I grew up in a multi-cultural household. Meaning, my father was from Manhattan and my mother was from the backwoods of western North Carolina. I like to think I inherited the best from both worlds. My dad instilled in me a certain metropolitan sophistication, as well as a love of Big Band music, travel, and ice- cold martinis. My mom, on the other hand, gave me a strong work ethic, common sense, and true grit. Along with a fair amount of guilt. But while I was living with my parents, one thing neither of them gave me was decent food.
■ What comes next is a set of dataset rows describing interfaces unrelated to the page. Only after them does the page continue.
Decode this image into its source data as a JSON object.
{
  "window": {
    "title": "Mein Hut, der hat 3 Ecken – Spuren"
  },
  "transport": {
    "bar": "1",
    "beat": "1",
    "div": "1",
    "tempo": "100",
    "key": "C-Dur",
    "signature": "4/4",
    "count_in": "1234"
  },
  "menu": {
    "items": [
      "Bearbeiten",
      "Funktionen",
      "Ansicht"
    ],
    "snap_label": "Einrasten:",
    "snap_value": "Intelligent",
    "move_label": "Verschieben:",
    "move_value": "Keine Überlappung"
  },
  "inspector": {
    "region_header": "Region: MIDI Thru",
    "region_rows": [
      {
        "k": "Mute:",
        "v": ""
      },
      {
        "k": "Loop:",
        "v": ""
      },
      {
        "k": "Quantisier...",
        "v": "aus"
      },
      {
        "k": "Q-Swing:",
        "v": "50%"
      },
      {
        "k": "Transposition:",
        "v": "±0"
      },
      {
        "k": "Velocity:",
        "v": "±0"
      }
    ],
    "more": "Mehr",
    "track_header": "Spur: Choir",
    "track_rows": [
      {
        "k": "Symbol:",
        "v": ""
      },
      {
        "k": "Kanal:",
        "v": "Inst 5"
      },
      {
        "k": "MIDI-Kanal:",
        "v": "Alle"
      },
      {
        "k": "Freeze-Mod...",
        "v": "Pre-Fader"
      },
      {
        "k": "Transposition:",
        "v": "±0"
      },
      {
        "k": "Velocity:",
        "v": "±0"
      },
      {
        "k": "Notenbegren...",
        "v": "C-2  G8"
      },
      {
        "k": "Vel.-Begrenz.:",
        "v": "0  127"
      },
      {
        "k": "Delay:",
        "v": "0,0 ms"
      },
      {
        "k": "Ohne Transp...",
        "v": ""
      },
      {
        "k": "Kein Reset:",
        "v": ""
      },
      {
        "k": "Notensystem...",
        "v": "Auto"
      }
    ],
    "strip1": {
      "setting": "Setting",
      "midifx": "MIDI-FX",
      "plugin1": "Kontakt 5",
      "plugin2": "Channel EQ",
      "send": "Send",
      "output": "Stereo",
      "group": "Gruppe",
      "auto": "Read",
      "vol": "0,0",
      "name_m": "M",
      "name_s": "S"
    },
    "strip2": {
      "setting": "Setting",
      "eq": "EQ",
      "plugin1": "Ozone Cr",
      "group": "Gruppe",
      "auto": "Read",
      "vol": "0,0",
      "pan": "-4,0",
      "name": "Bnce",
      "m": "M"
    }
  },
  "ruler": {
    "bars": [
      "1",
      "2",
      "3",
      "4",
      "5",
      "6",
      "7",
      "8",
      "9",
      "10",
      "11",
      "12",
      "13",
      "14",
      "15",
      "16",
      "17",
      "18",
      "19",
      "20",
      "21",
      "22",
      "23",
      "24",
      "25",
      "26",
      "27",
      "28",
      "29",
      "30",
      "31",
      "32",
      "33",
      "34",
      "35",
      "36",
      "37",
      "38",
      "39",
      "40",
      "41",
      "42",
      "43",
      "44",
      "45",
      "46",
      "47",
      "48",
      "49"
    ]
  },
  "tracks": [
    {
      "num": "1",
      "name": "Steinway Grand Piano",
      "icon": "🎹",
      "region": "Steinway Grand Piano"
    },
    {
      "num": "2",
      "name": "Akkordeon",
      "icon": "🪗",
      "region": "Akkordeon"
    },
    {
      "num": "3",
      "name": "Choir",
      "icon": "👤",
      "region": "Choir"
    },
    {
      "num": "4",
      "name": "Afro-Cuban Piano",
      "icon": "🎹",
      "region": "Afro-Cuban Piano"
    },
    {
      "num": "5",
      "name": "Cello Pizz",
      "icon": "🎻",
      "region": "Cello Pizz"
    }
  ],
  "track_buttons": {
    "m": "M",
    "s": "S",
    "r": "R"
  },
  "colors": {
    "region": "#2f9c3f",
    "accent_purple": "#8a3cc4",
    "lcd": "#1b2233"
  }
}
My dad rarely cooked, and when he did, it was an elaborate process involving multiple pots, pans, and utensils, along with a pantry full of ingredients. When he would finally emerge from the kitchen, he’d look like a Waf e House cook after a double shift but with nothing more to show for his efforts than a platter of silver dollar pancakes or a plate of corned beef hash, which looked suspiciously like what we fed every morning to the family dog. My mother was a much more efficient cook but an equally boring one. Her idea of “gourmet” was crosshatching strips of Spam on top of macaroni and cheese. She will tell you I was a picky eater, but growing up in that house, one had no choice.
For real food, I relied on my mom’s mom, my grandma. She was a big woman, about two hundred and fty pounds of housedress. But like Mario Batali or Paul Prudhomme, she’d earned her girth. While Grandma would shuffle around the kitchen in her orthopedic sneakers, I’d sit in the living room and play checkers with my grandpa anticipating her calling us to the table. Every visit to their house was like a trip to Cracker Barrel.
Grandma baked homemade biscuits every single morning, hand- mixing our, butter, Crisco, and buttermilk, and then dropping spoonfuls of the wet dough into a hot cast-iron skillet. Later in the day she’d use that same skillet to make cornbread with course- ground cornmeal and a generous ladle of bacon grease. I’d crumble a warm wedge of that cornbread onto a plate and cover it with slow-cooked pinto beans, homemade relish, pickled beets, and chopped onions. I’d then bury myself in this mountain of fat- back-soaked carbs while my father looked on as if I were eating something I’d scraped off the front bumper of the station wagon.
Then there were the chicken and dumplings, and chicken fried steak with sausage gravy. And the pork chops and collard greens and barbecue chicken and fried okra. While there was a feebly fought culinary war between the states at my parents’ home, at Grandma’s the war was over and the South had decidedly won.
There’s a strong connection between love and food. Even now, a proper Southern biscuit or bowl of pinto beans whisks me back to my sweet grandmother’s table. If not for her, I would have starved to death.